02/10/2011 16:11 BST | Updated 01/12/2011 05:12 GMT

New Wets and Faltering Thatcherites

If Thatcherites want a smaller state, then they surely want a smaller deficit, and the best way to get that could be (as our Thatcherite-inspired Chancellor argues) for taxes to remain uncut.

The Tory MP Andrew Tyrie is in the news for suggesting that the Government does not have a "coherent and credible" plan for long-term economic growth. He knows far more about economics than I do, so I shall not debate the details of what he is saying, although I am myself a supporter of what the Coalition is doing. What interests me more is: do his remarks signal the arrival of a new generation of Tory wet? And what do Thatcherites think about the case for tax cuts versus the case for cutting the deficit first?

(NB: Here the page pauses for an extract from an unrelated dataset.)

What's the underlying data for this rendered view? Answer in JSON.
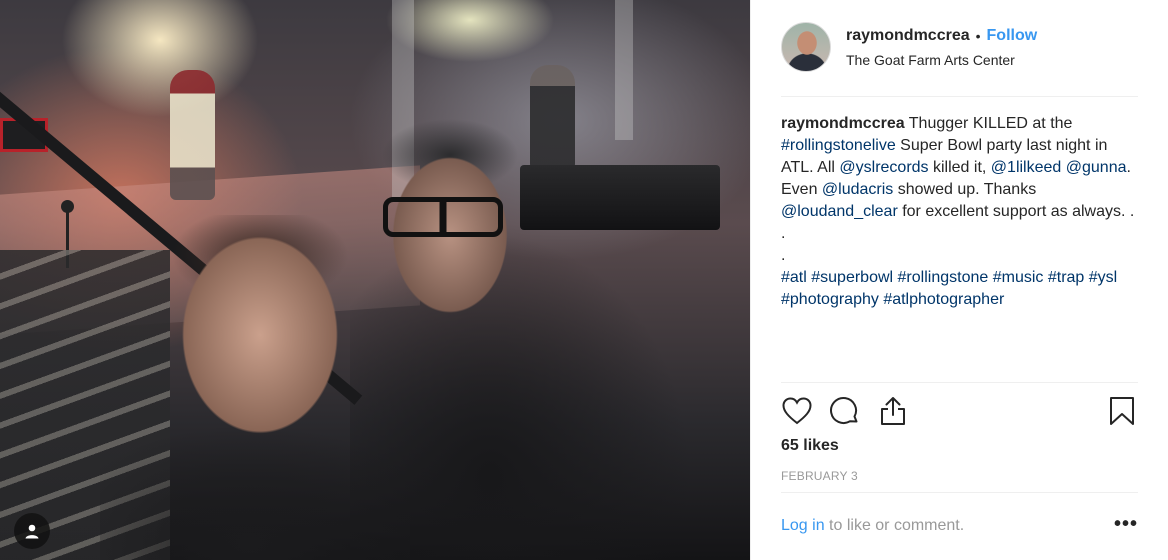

The wets, under Thatcher in the 1980s, were those Tory MPs who advocated a more expansionary economic growth strategy, in a bid to stem rising unemployment and ease the impact of the recession on the country's poorest people. Their return, as a new breed of quasi-Keynesian Conservative (which Mr Tyrie arguably is not, or least, not really), would be an interesting political development. As a Liberal Democrat, would I have more in common with those wet One Nation Conservatives with whom I most agree on social issues (and maybe also on Europe), or with those decidedly 'dry' economic liberals (note that word) who are most in tune with the Lib Dems' own free-market policies?

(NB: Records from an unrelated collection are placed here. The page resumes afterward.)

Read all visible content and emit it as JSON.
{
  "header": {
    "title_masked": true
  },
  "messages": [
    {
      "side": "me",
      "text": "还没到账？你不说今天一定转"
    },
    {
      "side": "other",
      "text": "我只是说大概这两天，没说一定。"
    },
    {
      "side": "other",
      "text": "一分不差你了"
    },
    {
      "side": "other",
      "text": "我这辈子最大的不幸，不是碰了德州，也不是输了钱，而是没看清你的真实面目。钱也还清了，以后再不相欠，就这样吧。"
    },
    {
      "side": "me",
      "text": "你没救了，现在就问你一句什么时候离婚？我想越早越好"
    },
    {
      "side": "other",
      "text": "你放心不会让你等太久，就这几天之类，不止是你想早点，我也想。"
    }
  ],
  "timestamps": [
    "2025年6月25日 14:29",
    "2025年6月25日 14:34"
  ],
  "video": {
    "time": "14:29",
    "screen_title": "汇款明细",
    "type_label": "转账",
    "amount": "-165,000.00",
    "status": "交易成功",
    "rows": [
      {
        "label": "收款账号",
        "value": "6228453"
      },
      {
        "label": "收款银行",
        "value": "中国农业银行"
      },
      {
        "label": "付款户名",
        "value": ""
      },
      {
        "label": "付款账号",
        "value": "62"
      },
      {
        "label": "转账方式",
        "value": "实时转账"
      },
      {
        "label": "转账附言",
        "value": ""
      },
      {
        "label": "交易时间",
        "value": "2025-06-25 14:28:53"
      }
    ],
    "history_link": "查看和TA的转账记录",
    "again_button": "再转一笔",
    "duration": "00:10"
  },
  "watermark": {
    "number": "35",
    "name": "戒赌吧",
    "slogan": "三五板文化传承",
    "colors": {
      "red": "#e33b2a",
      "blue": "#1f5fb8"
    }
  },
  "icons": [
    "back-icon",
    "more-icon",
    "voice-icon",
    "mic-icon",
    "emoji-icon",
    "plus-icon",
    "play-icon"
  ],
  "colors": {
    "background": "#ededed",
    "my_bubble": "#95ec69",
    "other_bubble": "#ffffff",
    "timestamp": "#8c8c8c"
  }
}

Mr Tyrie, of course, does not fall neatly into either camp, which is a reminder of what a very complicated beast the Tory Party always is. His active chairing of the All-Party Parliamentary Group on Extraordinary Rendition marks him out as something other a conventional right-winger, but I do not suggest for a moment that he is an 80s-style wet pure and simple. After all, he is not advocating higher public spending or a change to the deficit reduction strategy - he's advocating a boost to economic growth, which is a different thing. Indeed, he's actually calling for some items of public spending to be cut back, which is the opposite of the 80s wets' opposition to Thatcher's cuts (real or alleged) to spending on public services - hence John Redwood's support for what Mr Tyrie is saying.

Surely this is a reminder of how difficult it is to define Thatcherism? At a time of austerity, is it Thatcherite to cut taxes in a bid to boost growth? Or to put off tax cuts until the bloated deficit is well on the way to elimination? With a third option, of course, being to cut projected spending by more than it is already being cut by, so creating 'spare money' that can come off our taxes. I wonder if it is not that third, very un-wet option that lurks behind the thinking of Mr Redwood and his friends, with the rhetoric of "we need measures to boost growth - oh, and maybe those measures could include tax cuts" being used to sweeten the bitter pill of "we need more spending cuts so that we can cut taxes".

If forced to choose between a well-run economy and a smaller tax bill, I know which I'd choose, although I know that is a false choice when expressed so simplistically. In the economic good times, it is possible to cut taxes without cutting spending, as the tax take can rise despite the actual taxes being lower. But that is not how the public perceives it; if you say you want tax cuts worth £5 billion, then your opponents will ask you where you are going to find the £5 billion, and will accuse you of wanting to rip it from the hard-pressed budget for schools and hospitals - a line of argument that won Labour the General Elections of 2001 and 2005. Plus, these are not yet good times economically, as we continue to recover from a very deep slowdown.

Thatcherite Conservatives are therefore confused not only about how to answer these questions, but about what the questions should be in the first place. Was Harold Macmillan a traditional Tory and Margaret Thatcher a right-wing deviation, or was Macmillan a One Nation deviation from a right-wing conservatism that Thatcher was not inventing, but returning to? As Daniel Finkelstein wrote brilliantly in 2008:

Tories can save money, they can cut taxes, they can reform services, they can reduce government. But to believe that they can do these things all at the same time and all in the first years of a Parliament is like believing that the international banking crisis is sexist.

If Thatcherites want a smaller state, then they surely want a smaller deficit, and the best way to get that could be (as our Thatcherite-inspired Chancellor argues) for taxes to remain uncut. Normally, it would be a cliche to say that tax cuts are holy writ for Tories and especially for Thatcherites. That this is no longer certain is another sign of the devastation that the economic storm has wrought upon the landscape of conventional political thinking.